Homicide rates have fluctuated in recent years, but are largely in line with the EU average and very low in a global comparison. Reported crime rates have fallen in recent years, but mostly because of statistical methodology changes and legal amendments related to definitions of crimes and misdemeanours. Fraud, including some high-profile cases, remains problematic, while drug use and related criminal activities are rising in some poor rural areas and pockets of the capital, Budapest. Thefts of unattended vehicles, and pick-pocketing on public transport, remain common in Budapest. Car thefts are often carried out by foreign gangs, which then export the cars. In organised crime, transnational gangs (mostly originating from Balkan countries) increasingly dominate areas such as drugs and people trafficking, counterfeiting, and money laundering.

Last update: January 17, 2020

War Risks

The risk of Hungary being involved in an inter-state military conflict or the likelihood of civil war occurring in the country is low. The issue of Hungarian minorities occasionally tests diplomatic ties between Hungary and its neighbours (mainly Slovakia, Romania, Serbia and Ukraine), but this is highly likely to be contained at the diplomatic and political level. Hungary is also part of the EU (alongside Slovakia and Romania), which mitigates the risk further; whereas its membership in NATO (likewise alongside Slovakia and Romania) will act as an additional forceful deterrent against external assault.

Last update: January 17, 2020

Social Stability


Pro- and anti-government protests will occur occasionally in Hungary, typically attracting several thousand people. They have the potential to cause some disruption to businesses and traffic, mainly in central Budapest. If held, they are unlikely to last for longer than a few hours or a day at a time. Violence is rare and is likely to target mostly police or security personnel, or other protesters. Government premises or vehicles would be the most probable targets for vandalism during these protests. Environmental and anti-globalisation movements exist, but remain underdeveloped and organise mainly as peaceful social movements.
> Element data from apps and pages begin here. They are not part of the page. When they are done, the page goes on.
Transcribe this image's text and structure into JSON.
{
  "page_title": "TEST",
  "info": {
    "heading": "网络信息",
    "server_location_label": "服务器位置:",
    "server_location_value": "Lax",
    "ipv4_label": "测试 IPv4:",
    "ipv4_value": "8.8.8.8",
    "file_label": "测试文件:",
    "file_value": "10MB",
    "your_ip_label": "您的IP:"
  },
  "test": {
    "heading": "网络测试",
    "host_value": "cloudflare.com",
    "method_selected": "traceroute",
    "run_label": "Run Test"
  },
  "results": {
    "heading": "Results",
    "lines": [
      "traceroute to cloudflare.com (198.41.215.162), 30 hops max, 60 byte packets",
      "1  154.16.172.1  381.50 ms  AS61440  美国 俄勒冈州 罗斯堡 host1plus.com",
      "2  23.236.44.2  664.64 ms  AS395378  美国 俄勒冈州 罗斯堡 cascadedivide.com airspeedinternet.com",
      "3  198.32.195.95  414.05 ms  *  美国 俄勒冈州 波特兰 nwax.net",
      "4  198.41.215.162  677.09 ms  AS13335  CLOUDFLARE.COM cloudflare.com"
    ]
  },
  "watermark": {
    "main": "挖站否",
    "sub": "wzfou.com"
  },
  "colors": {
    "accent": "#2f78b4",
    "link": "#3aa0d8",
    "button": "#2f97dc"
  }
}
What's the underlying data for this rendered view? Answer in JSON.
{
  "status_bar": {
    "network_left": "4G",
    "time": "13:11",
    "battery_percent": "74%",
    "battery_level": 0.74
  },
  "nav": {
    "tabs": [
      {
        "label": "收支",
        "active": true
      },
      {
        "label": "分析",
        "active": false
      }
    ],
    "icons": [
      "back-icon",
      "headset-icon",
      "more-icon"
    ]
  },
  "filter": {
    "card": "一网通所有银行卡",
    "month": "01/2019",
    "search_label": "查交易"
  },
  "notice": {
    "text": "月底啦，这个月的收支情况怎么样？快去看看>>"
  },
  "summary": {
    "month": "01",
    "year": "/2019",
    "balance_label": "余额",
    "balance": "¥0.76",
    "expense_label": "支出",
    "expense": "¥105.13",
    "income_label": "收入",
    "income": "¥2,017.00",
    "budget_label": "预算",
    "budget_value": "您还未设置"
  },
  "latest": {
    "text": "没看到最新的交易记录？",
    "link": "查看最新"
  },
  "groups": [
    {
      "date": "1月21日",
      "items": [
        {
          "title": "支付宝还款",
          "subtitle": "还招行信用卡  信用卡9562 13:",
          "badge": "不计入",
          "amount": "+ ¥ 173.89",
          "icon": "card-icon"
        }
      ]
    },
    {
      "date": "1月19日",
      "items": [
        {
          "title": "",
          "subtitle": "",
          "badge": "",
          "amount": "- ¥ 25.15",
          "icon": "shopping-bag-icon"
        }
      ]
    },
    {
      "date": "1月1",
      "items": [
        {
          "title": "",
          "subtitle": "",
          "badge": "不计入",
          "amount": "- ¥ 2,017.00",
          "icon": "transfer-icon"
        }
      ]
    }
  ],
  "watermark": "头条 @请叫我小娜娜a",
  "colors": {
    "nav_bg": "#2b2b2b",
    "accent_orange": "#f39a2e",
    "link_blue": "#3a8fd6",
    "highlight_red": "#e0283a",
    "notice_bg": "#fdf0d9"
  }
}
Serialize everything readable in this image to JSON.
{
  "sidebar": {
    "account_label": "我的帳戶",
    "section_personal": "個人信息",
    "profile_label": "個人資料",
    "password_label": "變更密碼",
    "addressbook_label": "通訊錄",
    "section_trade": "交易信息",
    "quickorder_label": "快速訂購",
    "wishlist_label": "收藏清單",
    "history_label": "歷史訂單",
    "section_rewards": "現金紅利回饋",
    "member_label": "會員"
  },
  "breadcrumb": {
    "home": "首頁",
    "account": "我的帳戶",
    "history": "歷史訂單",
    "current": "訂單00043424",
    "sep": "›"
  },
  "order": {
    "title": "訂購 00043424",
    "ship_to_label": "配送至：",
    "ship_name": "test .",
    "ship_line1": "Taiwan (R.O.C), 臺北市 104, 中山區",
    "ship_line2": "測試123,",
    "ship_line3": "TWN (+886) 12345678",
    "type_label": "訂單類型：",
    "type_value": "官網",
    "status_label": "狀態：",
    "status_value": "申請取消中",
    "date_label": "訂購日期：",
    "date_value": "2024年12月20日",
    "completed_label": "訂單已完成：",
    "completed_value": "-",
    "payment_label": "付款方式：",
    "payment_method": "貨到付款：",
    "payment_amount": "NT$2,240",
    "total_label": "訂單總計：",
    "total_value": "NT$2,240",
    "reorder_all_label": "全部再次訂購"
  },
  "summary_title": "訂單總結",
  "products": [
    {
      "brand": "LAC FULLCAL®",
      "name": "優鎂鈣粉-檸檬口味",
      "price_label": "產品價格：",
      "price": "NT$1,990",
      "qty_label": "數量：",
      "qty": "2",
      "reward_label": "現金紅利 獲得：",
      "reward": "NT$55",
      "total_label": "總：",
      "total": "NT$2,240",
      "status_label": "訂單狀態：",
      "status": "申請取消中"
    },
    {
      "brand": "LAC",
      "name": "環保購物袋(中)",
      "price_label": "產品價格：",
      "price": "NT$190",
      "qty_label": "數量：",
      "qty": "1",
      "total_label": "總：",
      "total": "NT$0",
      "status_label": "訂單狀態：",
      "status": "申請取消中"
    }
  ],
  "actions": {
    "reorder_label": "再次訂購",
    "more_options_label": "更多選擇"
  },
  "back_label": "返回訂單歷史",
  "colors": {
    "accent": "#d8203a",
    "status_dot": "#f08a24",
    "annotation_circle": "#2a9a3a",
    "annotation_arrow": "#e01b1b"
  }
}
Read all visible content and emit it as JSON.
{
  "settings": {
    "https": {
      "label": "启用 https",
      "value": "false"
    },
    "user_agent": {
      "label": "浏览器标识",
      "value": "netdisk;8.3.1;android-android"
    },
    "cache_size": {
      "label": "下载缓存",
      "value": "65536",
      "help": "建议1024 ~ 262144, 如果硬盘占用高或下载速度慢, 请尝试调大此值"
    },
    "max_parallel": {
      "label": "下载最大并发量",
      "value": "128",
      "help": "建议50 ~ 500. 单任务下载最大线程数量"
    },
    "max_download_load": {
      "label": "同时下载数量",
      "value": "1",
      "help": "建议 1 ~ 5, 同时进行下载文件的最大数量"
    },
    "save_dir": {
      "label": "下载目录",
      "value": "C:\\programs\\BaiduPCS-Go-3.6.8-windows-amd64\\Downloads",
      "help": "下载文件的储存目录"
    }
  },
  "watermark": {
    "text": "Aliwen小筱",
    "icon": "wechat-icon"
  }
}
Last update: January 23, 2020

Health Risk

Very high

Vaccinations required to enter the country

No vaccinations are required to enter the country.

Routine Vaccinations

Hepatitis A: A vaccine is available for anyone over one year of age. The vaccine may not be effective for certain people, e.g. those born before 1945 and who lived as a child in a developing country and/or have a past history of jaundice (icterus). These people can instead get a shot of immune globulin (IG) to boost their immunity against the disease.

Hepatitis B: A vaccine is available for children at least two months old.

Diphtheria-Tetanus-Polio: A booster shot should be administered if necessary (once every ten years).

Other Vaccinations

Typhoid Fever: If your travels take you to regions with poor sanitary conditions (for children two years old and up).

Rabies: For prolonged stays in an isolated region (for children from when they can walk).

Tick-Borne Encephalitis: For stays in rural zones and for hiking enthusiasts (for children over the age of one).

For Children: All standard childhood immunizations should be up-to-date. In the case of a long stay, the BCG vaccine is recommended for children over one month and the MMR (measles-mumps-rubella) vaccine for children over nine months.

Last update: April 5, 2019

Practical Information


Hungary has a moderate continental climate.

Winters are harsh and snowy; summers are long and can become quite hot and thunderstorms are common. The country receives large amounts of rain in February and March.

Useful Numbers

Country Code: +36
Police: 107 or 112
Tourist Police: 438 80 80
Fire Dept.: 105 or 112
Ambulance: 104 or 311 16 66 or 112


Voltage: 230 V ~ 50 Hz


Last update: April 5, 2019